Kidneys retrieved for transplantation will undergo subnormothermic oxygenated perfusion using the study device and perfusion solution for at least 1 hour prior to transplantation into the recipient.
Device: Kidney perfusion pump
The pulsatile perfusion device will circulate room temperature oxygenated perfusion solution through the donor kidney ex vivo.
- Eligible versus actual kidney perfusions performed to assess study feasibility [ Time Frame: 1 year from start of study ]Ratio of kidneys grafts that are planned to receive the study intervention compared to the actual number of grafts perfused by study device.
- Rate of kidney discard or graft failure attributed to the study intervention [ Time Frame: From first study intervention to 1 year after last intervention ]Complications related to ex vivo perfusion that result in graft discard prior to transplantation or graft failure post-transplantation will be recorded.
- Rate of delayed graft function in study participants [ Time Frame: 1 year post-transplantation ]The need for post-transplant dialysis in study participants will be recorded
- Degree of ischemia-reperfusion injury by kidney biopsy [ Time Frame: 3 months after enrolment of last participant ]Pre and post-implantation kidney biopsies will be graded as per standard histological criteria to assess for ischemia-reperfusion injury
- Post-transplant serum creatinine levels to assess graft function [ Time Frame: From first study intervention to 1 year after transplantation of final participant ]Serum creatinine levels will be interpreted as per clinical standard, with higher levels indicating poorer graft function
- Rate of primary non-function of kidney grafts in study participants [ Time Frame: 1 year post-transplantation ]
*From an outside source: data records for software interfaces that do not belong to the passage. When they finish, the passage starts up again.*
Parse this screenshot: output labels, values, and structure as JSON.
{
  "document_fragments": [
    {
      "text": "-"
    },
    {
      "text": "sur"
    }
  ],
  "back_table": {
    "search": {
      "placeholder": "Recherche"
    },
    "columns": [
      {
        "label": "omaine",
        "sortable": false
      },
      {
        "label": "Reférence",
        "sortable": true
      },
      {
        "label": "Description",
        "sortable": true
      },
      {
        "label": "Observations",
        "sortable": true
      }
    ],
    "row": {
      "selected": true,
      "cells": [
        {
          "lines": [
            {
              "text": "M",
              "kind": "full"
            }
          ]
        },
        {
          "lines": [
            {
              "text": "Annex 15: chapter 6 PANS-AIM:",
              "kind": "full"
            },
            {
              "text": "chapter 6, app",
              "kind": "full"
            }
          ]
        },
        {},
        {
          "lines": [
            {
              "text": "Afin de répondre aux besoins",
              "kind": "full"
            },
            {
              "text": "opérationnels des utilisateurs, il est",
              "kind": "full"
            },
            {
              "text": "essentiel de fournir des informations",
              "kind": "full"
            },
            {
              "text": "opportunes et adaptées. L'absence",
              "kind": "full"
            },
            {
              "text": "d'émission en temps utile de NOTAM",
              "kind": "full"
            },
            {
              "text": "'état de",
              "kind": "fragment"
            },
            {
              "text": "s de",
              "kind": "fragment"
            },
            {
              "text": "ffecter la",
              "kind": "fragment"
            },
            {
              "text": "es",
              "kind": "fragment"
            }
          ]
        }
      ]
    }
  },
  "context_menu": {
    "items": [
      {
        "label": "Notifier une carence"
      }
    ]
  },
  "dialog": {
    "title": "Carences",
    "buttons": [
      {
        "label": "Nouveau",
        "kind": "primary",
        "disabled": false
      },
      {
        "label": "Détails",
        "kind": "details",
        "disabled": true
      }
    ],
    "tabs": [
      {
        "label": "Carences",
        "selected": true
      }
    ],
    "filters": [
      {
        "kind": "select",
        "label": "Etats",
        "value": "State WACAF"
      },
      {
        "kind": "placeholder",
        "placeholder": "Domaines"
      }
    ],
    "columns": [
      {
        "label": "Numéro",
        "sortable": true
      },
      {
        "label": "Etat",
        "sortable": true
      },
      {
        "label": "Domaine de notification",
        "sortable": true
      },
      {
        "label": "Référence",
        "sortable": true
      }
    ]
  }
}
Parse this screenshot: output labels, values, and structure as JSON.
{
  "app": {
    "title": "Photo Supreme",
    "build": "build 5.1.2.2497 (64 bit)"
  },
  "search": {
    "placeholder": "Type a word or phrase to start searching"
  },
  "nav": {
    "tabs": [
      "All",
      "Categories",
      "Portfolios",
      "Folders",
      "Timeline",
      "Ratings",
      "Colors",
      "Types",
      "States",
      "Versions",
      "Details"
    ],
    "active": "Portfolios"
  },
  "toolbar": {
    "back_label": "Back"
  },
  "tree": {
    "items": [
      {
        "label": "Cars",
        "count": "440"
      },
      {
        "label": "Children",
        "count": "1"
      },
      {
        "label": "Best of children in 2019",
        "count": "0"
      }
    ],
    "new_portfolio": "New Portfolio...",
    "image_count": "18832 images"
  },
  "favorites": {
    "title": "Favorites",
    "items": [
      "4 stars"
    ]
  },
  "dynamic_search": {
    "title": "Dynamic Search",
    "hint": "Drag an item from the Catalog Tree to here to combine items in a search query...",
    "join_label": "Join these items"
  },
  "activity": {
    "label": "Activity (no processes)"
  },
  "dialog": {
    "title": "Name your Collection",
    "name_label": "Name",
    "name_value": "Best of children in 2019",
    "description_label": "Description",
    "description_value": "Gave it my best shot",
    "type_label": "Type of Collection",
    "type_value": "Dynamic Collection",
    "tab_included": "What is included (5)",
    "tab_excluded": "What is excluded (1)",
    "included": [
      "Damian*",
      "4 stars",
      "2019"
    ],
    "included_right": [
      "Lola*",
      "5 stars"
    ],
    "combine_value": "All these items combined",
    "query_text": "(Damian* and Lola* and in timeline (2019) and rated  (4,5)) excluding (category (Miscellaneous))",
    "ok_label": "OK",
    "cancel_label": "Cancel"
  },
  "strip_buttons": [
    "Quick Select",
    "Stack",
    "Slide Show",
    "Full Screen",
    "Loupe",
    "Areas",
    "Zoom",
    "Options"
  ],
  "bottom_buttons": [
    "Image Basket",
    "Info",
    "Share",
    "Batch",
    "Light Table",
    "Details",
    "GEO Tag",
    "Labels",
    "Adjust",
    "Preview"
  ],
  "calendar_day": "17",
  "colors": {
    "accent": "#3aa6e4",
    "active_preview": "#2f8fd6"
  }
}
To learn more about this study, you or your doctor may contact the study research staff using the contact information provided by the sponsor.
Please refer to this study by its ClinicalTrials.gov identifier (NCT number): NCT04540640
|Contact: Patrick Luke, MDemail@example.com|
|London Health Sciences Centre|
|London, Ontario, Canada, N6A 5A5|
|Contact: Patrick Luke, MD|
|Principal Investigator:||Patrick Luke, MD||Lawson Health Research Institute|